Although many female web users spoke out against the misrepresentation and distortion of female roles in the Gala, there were also commenters who advocated a more lighthearted approach, writing things such as: “Don’t overreact, these gendered jokes only serve a theatrical purpose.” Others argue that people are only looking for the negative messages in sketches that are meant to be positive, with one Weibo user wondering about all the controversy: “Are we even watching the same Gala?!”

The diverse discussions regarding the Gala and how it represents gender roles do not stand by themselves – they are a signal of a bigger movement questioning the representation of gender roles in Chinese popular culture. Since these discussions won’t die out any time soon, we can expect more of these controversies to surface again in the Galas to come.

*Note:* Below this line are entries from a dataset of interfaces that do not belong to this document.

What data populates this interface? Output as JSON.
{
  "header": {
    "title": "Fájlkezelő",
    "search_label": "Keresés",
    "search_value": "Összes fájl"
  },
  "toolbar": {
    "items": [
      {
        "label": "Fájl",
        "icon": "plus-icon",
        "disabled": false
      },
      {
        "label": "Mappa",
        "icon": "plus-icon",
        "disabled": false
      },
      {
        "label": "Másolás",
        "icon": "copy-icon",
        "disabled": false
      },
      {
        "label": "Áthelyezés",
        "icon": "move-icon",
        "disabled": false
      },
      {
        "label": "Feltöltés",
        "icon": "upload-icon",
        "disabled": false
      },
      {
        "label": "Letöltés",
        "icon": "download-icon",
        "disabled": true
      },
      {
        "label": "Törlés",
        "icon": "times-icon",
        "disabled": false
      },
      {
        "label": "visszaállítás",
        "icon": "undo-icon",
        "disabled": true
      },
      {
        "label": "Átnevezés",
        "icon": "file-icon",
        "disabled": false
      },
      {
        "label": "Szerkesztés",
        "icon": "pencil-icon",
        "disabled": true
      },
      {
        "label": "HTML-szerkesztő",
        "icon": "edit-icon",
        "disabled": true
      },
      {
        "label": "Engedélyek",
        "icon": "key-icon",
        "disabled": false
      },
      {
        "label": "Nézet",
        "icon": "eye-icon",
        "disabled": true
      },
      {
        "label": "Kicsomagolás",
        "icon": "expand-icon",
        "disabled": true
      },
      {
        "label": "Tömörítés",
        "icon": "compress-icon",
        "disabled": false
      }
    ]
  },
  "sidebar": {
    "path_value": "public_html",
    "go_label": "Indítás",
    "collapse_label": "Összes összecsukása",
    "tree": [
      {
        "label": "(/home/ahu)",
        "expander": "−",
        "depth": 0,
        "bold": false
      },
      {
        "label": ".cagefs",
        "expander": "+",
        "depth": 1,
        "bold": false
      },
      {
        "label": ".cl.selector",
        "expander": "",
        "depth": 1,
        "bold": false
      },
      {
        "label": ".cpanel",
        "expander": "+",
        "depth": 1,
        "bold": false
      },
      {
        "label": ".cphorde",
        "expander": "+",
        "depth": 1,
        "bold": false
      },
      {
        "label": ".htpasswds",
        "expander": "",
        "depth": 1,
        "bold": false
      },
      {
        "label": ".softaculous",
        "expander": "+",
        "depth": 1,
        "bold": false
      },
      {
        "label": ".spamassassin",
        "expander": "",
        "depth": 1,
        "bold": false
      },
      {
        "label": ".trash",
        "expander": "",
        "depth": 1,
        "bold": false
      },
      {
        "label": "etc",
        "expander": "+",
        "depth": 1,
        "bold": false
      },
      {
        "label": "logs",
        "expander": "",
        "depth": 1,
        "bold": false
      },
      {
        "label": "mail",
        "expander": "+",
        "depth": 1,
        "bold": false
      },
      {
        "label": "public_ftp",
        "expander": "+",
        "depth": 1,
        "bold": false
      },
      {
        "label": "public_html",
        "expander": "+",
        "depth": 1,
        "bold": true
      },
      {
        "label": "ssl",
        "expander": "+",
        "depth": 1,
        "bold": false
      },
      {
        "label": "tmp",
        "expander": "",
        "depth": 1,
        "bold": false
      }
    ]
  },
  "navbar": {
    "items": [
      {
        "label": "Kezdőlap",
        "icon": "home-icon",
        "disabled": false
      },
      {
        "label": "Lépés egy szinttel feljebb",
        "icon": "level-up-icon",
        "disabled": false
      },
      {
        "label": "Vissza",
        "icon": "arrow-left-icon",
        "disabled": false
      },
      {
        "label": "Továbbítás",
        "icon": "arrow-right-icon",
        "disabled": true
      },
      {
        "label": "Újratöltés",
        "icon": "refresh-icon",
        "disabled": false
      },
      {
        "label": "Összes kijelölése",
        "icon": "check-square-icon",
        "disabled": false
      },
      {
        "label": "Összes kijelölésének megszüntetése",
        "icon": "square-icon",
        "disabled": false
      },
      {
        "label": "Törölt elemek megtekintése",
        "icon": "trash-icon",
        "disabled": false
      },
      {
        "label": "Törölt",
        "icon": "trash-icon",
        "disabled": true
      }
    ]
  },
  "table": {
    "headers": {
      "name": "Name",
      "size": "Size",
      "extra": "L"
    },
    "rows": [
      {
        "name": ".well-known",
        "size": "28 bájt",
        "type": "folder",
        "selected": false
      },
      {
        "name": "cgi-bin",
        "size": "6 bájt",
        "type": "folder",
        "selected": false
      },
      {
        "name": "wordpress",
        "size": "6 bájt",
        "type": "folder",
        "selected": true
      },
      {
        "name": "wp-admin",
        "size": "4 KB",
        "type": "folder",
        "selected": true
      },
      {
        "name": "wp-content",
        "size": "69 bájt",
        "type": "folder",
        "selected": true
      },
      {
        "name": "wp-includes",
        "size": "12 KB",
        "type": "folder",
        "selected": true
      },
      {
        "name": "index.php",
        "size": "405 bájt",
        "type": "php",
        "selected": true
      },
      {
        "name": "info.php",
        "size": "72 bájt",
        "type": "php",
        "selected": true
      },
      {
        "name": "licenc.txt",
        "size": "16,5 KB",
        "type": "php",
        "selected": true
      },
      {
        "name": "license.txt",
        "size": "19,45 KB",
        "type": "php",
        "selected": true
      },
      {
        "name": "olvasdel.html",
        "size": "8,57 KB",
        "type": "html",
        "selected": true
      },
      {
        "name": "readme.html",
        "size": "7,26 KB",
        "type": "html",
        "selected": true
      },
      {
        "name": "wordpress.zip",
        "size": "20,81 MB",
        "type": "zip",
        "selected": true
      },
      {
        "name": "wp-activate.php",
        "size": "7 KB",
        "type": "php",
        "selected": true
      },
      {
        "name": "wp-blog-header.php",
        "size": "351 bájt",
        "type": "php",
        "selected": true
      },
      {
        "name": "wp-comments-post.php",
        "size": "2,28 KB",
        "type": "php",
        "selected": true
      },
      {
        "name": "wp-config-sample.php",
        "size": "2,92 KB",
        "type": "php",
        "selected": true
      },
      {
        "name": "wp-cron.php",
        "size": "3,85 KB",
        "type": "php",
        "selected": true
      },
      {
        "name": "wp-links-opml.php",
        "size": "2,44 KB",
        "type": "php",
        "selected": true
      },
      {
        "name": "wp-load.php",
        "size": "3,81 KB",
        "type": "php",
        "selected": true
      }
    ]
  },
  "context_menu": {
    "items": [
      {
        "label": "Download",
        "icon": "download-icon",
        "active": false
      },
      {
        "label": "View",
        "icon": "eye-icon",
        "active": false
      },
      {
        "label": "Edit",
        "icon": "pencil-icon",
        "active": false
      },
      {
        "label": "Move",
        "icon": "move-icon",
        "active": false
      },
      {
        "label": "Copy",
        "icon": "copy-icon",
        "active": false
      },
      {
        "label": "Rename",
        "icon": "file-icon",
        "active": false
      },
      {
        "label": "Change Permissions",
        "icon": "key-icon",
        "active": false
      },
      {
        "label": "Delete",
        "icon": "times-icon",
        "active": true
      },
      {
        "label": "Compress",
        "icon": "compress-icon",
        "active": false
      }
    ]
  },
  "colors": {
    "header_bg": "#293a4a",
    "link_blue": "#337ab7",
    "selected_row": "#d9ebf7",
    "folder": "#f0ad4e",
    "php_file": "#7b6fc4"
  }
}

Want to know more about the Gala? What’s on Weibo did a liveblog, check it out here.

By Vivian Wang

Edited for clarity by Manya Koetse

References

1 Liu, Ji. 2010. “Ambivalent Laughter: Comic Sketches in CCTV’s Spring Festival Eve Gala.” Journal of Modern Literature in Chinese, 10(1), 103-12.

Spotted a mistake or want to add something? Please let us know in comments below or email us. First-time commenters, please be patient – we will have to manually approve your comment before it appears.

©2021 Whatsonweibo. All rights reserved. Do not reproduce our content without permission – you can contact us at info@whatsonweibo.com.

Continue Reading
Advertisement
Advertisement

Support What’s on Weibo

If you enjoy What’s on Weibo and support the way we report the latest trends in China, you could consider becoming a What's on Weibo patron:
Donate

Facebook

Advertisement

Contribute

Got any tips? Or want to become a contributor or intern at What's on Weibo? Email us as at info@whatsonweibo.com.

Popular Reads